More MBAs More Problems

A lot has been said about MBA programs’ lack of preparation for entrepreneurial work. I’m even going as far as to say that these programs can unintentionally mislead students by rewarding the wrong things. (I’m allowed to make these comments because I have an MBA and ran a startup.)

Here are a few examples from MBA students I interacted with recently and how I thought they were misled.

Misled into requiring a grand vision to be interesting. 
One student I met during a business plan competition had a grand vision for a new fashion company based on cool designs and incorporating the idea of giving a piece of clothing away to someone in a developing country for every piece purchased. Millions of people would bond and communicate through this social exchange.

When I asked the founder what she thought she needed to do first she responded “I need to find a CTO.” Confused, I wondered why a CTO was needed so early for a new fashion company. The response floored me: “because our website will have to be really sophisticated in order to match people around the world in the clothing gifting and communications game.” And no, there was no previous experience working in the fashion industry.

I started to flip out. Calming myself down and asking some more questions about whether she had made any pieces to show potential buyers. No. How about just showing them designs? No… And now you want to hire a CTO? Yes, and also start production. Have you worked in the fashion industry before or can you produce the clothes yourself? No, we’re going to outsource that….

Still bewildered, I suggested this. Go home now and set up an online store. Put a few of your designs up and see if you can get a few people to try to buy them. If yes, then you may be on to something and can decide if you want to continue. If no, then at least you save yourself from spending tens of thousands of dollars too soon. Forget about the social entrepreneurship angle until you figure out if you even have a desirable product.

But the response came back. Well, I can’t do that because setting up an e-commerce store takes a lot of time and also, won’t I destroy my brand if people can’t really buy the things I post?

Serenely, I said this. Spend two hours tonight setting up a Shopify account with your designs and writing the copy. It won’t take you more than that. As for destroying your non-existent brand, use a different name if you want. But do this today so you can have the experience of trying to sell a piece of clothing.

I wonder what happened to her.

Misled into thinking of 5-year projections as fact.
I talked to a team of students working on an education service. They of course had a 5-year plan showing their growth.

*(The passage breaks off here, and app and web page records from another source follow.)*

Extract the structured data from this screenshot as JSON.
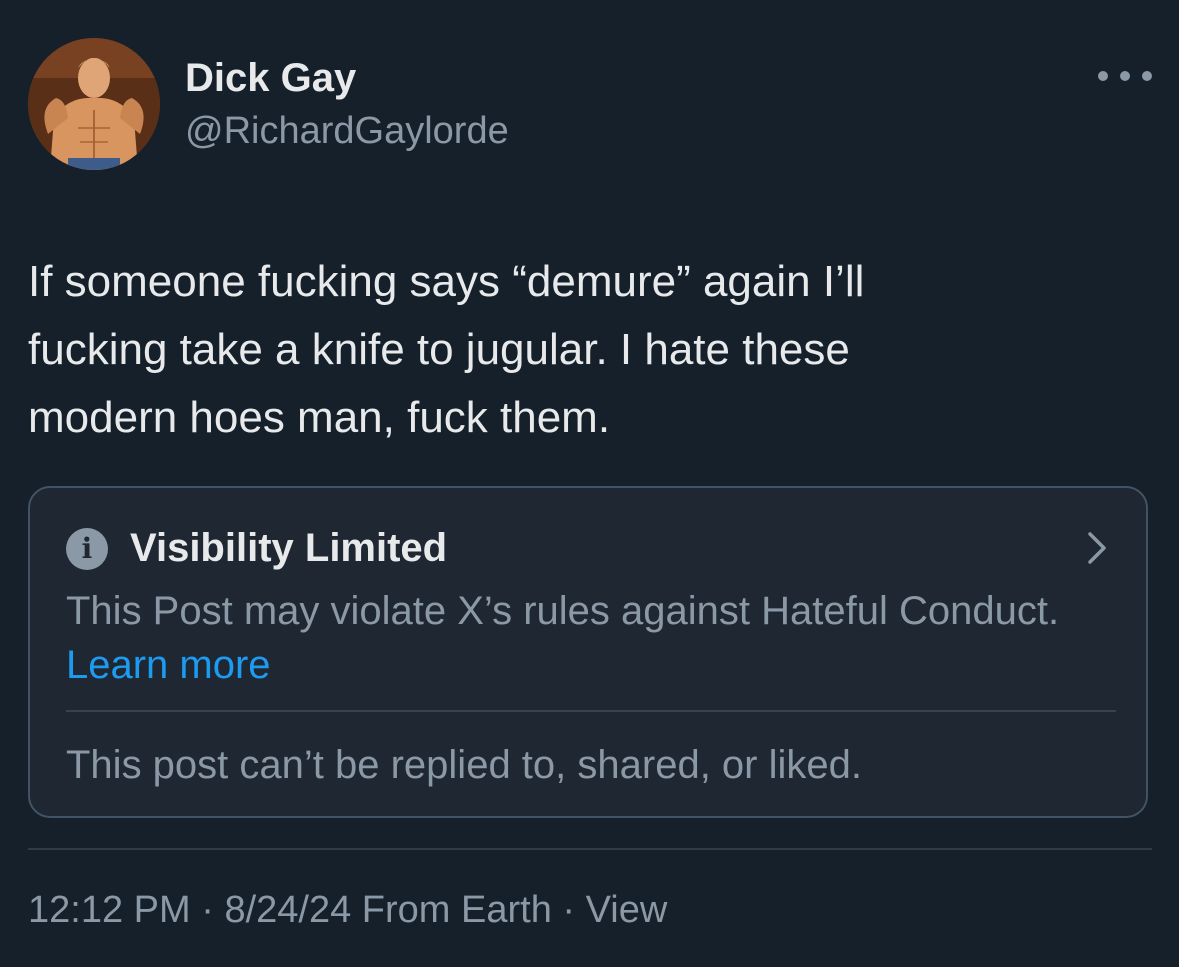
{
  "author": {
    "display_name": "Dick Gay",
    "handle": "@RichardGaylorde",
    "avatar_icon": "profile-photo-avatar"
  },
  "more_icon": "more-horizontal-icon",
  "post": {
    "text": "If someone fucking says “demure” again I’ll\nfucking take a knife to jugular. I hate these\nmodern hoes man, fuck them."
  },
  "notice": {
    "icon": "info-icon",
    "icon_glyph": "i",
    "title": "Visibility Limited",
    "body": "This Post may violate X’s rules against Hateful Conduct.",
    "learn_more": "Learn more",
    "footer": "This post can’t be replied to, shared, or liked.",
    "chevron_icon": "chevron-right-icon"
  },
  "meta": {
    "time": "12:12 PM",
    "separator": " · ",
    "date": "8/24/24",
    "location": "From Earth",
    "separator2": " · ",
    "view_label": "View"
  },
  "colors": {
    "background": "#15202b",
    "card_background": "#1e2732",
    "card_border": "#425364",
    "primary_text": "#e7e9ea",
    "secondary_text": "#8b98a5",
    "link": "#1d9bf0"
  }
}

“Where do these numbers come from,” I asked?
“These are industry projections for online education.”
“But you haven’t even had one person use your new service. Will these projections hold true for you?”
“According to everything that’s known about this market, yes.”
“But, you don’t know anything about the market yet. You haven’t even spoken to a single user. Why should these industry numbers, which are just forecasts by the way, apply to your service?”
“Well, we kind of need to show this growth in order to make a case for funding.”

Thank you for the honesty. Now the healing can begin.

I heard an entrepreneur talk about getting questions on where the numbers for his 5-year projections came from and then asking the VC about his own experience running a company.

“Where do my numbers come from… When you ran a company did you have your own projections you showed investors?”
“Of course.”
“Well, my numbers come from the same place yours came from.”

Misled into thinking that you don’t need to talk to real people and can buy success.
One MBA was working on a game that let people play finance games.

His plan: outsource all development (already priced out at $60K), sell it to corporate clients, get a ton of students to sign up and use it.

My counter plan: Do no development yet, put together a basic version of this game now that you can run manually, get 20 classmates to try it out and talk to them and look at the results. Then decide if you want to start to talk to potential corporate subscribers.

His resistance: I can’t do any of that without first developing the full game. And there’s no way I can get 20 people to do this.

My thought: There’s money to be made as a developer, designer or “focus group” leader preying on the market of MBAs spending their student loan money.

Then again, I’m critical because I have a high standard for MBAs. The problems above are not that unique to their background — I see that behavior in a lot of places. I just hope for better from the students and their programs.

Filed in: lean startup